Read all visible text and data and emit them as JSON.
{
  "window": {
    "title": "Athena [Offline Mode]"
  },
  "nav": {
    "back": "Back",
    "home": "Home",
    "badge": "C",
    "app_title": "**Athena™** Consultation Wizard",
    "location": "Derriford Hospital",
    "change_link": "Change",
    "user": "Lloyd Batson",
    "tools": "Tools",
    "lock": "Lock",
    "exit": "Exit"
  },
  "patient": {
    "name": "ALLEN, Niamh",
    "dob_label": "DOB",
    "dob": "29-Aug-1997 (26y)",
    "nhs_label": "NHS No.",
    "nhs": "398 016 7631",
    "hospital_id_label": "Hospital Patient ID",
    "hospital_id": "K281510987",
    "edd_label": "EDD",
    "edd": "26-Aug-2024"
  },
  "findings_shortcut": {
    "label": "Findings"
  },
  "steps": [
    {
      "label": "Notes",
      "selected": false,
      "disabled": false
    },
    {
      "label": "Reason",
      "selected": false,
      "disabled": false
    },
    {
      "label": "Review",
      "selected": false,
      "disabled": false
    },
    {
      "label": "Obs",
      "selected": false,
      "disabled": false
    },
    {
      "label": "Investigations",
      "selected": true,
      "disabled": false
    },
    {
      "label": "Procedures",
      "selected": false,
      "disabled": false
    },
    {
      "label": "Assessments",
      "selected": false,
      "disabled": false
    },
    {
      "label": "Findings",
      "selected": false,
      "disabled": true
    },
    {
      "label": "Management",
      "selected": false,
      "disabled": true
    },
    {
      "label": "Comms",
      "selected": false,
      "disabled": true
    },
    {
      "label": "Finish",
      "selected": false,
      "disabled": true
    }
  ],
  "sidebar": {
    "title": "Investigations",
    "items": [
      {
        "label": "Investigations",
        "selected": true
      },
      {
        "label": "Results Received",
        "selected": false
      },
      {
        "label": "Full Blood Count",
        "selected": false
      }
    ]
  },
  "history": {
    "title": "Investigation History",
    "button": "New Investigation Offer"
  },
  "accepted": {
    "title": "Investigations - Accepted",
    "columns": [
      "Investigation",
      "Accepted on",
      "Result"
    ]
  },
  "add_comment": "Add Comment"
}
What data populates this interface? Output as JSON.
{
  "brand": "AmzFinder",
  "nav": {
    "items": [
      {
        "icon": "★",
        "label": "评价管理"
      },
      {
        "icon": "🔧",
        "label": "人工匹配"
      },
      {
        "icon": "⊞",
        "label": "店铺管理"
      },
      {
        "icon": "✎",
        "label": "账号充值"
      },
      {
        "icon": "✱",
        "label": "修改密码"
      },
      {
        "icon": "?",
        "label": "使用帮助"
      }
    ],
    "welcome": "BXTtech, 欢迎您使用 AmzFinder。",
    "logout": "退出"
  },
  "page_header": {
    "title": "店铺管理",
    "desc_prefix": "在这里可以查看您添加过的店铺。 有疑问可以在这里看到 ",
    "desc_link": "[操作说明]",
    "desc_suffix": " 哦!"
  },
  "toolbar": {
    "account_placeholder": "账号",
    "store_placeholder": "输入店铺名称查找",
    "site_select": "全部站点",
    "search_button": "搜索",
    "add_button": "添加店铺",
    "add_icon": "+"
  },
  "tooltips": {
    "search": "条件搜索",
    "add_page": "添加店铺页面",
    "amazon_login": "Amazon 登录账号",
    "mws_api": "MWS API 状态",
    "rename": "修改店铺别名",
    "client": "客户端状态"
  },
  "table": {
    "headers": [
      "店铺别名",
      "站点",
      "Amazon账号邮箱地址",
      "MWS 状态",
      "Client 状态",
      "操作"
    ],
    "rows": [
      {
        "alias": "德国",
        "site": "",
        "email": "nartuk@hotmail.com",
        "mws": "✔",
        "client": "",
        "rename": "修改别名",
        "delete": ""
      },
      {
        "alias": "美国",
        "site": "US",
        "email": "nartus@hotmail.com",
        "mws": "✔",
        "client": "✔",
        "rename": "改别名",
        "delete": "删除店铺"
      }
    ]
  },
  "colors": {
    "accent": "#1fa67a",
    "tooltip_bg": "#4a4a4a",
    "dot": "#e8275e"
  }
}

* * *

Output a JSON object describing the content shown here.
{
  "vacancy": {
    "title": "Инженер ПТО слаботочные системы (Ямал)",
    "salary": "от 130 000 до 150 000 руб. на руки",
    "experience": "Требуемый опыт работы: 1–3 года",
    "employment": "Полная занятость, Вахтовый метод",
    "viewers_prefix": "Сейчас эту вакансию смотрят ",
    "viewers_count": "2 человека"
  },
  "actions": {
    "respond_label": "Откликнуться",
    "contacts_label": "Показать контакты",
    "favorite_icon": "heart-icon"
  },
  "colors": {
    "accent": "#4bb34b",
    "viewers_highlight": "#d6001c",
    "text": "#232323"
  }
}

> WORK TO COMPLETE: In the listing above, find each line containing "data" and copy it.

> OUTPUT FOR THIS EXERCISE:
Read all visible text and data and emit them as JSON.
What data populates this interface? Output as JSON.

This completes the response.